_Requirement:_ Please retype every entry below, keeping it exactly the same.
======== Data provided ========
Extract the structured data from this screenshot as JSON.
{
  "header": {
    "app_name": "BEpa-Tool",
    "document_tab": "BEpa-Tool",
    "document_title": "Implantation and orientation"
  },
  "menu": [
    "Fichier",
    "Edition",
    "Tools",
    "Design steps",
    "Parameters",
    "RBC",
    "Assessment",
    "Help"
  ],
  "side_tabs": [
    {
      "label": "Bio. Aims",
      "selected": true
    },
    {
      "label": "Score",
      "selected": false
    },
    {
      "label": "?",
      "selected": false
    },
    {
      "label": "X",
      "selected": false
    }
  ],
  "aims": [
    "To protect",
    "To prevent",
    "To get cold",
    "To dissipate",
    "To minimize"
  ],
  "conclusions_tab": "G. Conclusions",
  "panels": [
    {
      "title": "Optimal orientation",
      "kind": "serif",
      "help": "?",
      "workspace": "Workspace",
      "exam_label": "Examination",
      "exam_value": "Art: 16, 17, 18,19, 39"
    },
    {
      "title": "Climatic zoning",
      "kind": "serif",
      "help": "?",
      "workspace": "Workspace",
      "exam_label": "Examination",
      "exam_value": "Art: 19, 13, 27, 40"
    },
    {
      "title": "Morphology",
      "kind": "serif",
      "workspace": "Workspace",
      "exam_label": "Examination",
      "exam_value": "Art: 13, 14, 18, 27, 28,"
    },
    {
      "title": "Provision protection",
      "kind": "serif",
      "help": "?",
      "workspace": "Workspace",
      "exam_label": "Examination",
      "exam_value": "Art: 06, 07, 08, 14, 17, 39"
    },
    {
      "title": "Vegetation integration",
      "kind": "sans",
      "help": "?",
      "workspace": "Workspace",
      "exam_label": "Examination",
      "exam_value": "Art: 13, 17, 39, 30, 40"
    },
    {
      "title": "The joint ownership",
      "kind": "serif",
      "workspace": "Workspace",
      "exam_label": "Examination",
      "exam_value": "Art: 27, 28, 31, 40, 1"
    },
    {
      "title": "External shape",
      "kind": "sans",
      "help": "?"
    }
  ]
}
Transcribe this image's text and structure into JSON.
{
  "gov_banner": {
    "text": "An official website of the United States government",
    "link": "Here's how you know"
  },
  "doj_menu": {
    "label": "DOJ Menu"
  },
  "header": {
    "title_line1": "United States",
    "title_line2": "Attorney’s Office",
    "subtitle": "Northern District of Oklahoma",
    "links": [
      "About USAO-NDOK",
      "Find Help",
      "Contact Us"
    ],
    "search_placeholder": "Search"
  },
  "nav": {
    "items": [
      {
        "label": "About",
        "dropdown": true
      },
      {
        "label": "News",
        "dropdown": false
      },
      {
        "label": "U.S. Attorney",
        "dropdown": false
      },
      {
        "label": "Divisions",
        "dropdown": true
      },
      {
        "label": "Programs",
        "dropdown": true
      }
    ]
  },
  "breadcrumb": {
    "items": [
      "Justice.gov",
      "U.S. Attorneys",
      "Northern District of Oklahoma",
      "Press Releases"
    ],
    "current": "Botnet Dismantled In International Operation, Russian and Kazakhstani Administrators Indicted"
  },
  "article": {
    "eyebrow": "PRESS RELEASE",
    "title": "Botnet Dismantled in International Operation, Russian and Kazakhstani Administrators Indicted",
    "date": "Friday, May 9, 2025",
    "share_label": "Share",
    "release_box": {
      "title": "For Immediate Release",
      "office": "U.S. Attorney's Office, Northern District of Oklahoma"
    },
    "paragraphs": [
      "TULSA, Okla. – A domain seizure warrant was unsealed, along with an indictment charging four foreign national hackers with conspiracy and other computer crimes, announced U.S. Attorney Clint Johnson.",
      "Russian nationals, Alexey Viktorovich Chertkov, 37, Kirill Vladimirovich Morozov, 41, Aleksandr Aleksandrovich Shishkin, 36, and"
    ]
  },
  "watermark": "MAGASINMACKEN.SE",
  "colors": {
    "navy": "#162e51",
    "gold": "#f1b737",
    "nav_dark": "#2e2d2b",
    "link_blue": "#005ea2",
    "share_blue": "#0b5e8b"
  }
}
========
_Output:_
Extract the structured data from this screenshot as JSON.
{
  "header": {
    "app_name": "BEpa-Tool",
    "document_tab": "BEpa-Tool",
    "document_title": "Implantation and orientation"
  },
  "menu": [
    "Fichier",
    "Edition",
    "Tools",
    "Design steps",
    "Parameters",
    "RBC",
    "Assessment",
    "Help"
  ],
  "side_tabs": [
    {
      "label": "Bio. Aims",
      "selected": true
    },
    {
      "label": "Score",
      "selected": false
    },
    {
      "label": "?",
      "selected": false
    },
    {
      "label": "X",
      "selected": false
    }
  ],
  "aims": [
    "To protect",
    "To prevent",
    "To get cold",
    "To dissipate",
    "To minimize"
  ],
  "conclusions_tab": "G. Conclusions",
  "panels": [
    {
      "title": "Optimal orientation",
      "kind": "serif",
      "help": "?",
      "workspace": "Workspace",
      "exam_label": "Examination",
      "exam_value": "Art: 16, 17, 18,19, 39"
    },
    {
      "title": "Climatic zoning",
      "kind": "serif",
      "help": "?",
      "workspace": "Workspace",
      "exam_label": "Examination",
      "exam_value": "Art: 19, 13, 27, 40"
    },
    {
      "title": "Morphology",
      "kind": "serif",
      "workspace": "Workspace",
      "exam_label": "Examination",
      "exam_value": "Art: 13, 14, 18, 27, 28,"
    },
    {
      "title": "Provision protection",
      "kind": "serif",
      "help": "?",
      "workspace": "Workspace",
      "exam_label": "Examination",
      "exam_value": "Art: 06, 07, 08, 14, 17, 39"
    },
    {
      "title": "Vegetation integration",
      "kind": "sans",
      "help": "?",
      "workspace": "Workspace",
      "exam_label": "Examination",
      "exam_value": "Art: 13, 17, 39, 30, 40"
    },
    {
      "title": "The joint ownership",
      "kind": "serif",
      "workspace": "Workspace",
      "exam_label": "Examination",
      "exam_value": "Art: 27, 28, 31, 40, 1"
    },
    {
      "title": "External shape",
      "kind": "sans",
      "help": "?"
    }
  ]
}
Transcribe this image's text and structure into JSON.
{
  "gov_banner": {
    "text": "An official website of the United States government",
    "link": "Here's how you know"
  },
  "doj_menu": {
    "label": "DOJ Menu"
  },
  "header": {
    "title_line1": "United States",
    "title_line2": "Attorney’s Office",
    "subtitle": "Northern District of Oklahoma",
    "links": [
      "About USAO-NDOK",
      "Find Help",
      "Contact Us"
    ],
    "search_placeholder": "Search"
  },
  "nav": {
    "items": [
      {
        "label": "About",
        "dropdown": true
      },
      {
        "label": "News",
        "dropdown": false
      },
      {
        "label": "U.S. Attorney",
        "dropdown": false
      },
      {
        "label": "Divisions",
        "dropdown": true
      },
      {
        "label": "Programs",
        "dropdown": true
      }
    ]
  },
  "breadcrumb": {
    "items": [
      "Justice.gov",
      "U.S. Attorneys",
      "Northern District of Oklahoma",
      "Press Releases"
    ],
    "current": "Botnet Dismantled In International Operation, Russian and Kazakhstani Administrators Indicted"
  },
  "article": {
    "eyebrow": "PRESS RELEASE",
    "title": "Botnet Dismantled in International Operation, Russian and Kazakhstani Administrators Indicted",
    "date": "Friday, May 9, 2025",
    "share_label": "Share",
    "release_box": {
      "title": "For Immediate Release",
      "office": "U.S. Attorney's Office, Northern District of Oklahoma"
    },
    "paragraphs": [
      "TULSA, Okla. – A domain seizure warrant was unsealed, along with an indictment charging four foreign national hackers with conspiracy and other computer crimes, announced U.S. Attorney Clint Johnson.",
      "Russian nationals, Alexey Viktorovich Chertkov, 37, Kirill Vladimirovich Morozov, 41, Aleksandr Aleksandrovich Shishkin, 36, and"
    ]
  },
  "watermark": "MAGASINMACKEN.SE",
  "colors": {
    "navy": "#162e51",
    "gold": "#f1b737",
    "nav_dark": "#2e2d2b",
    "link_blue": "#005ea2",
    "share_blue": "#0b5e8b"
  }
}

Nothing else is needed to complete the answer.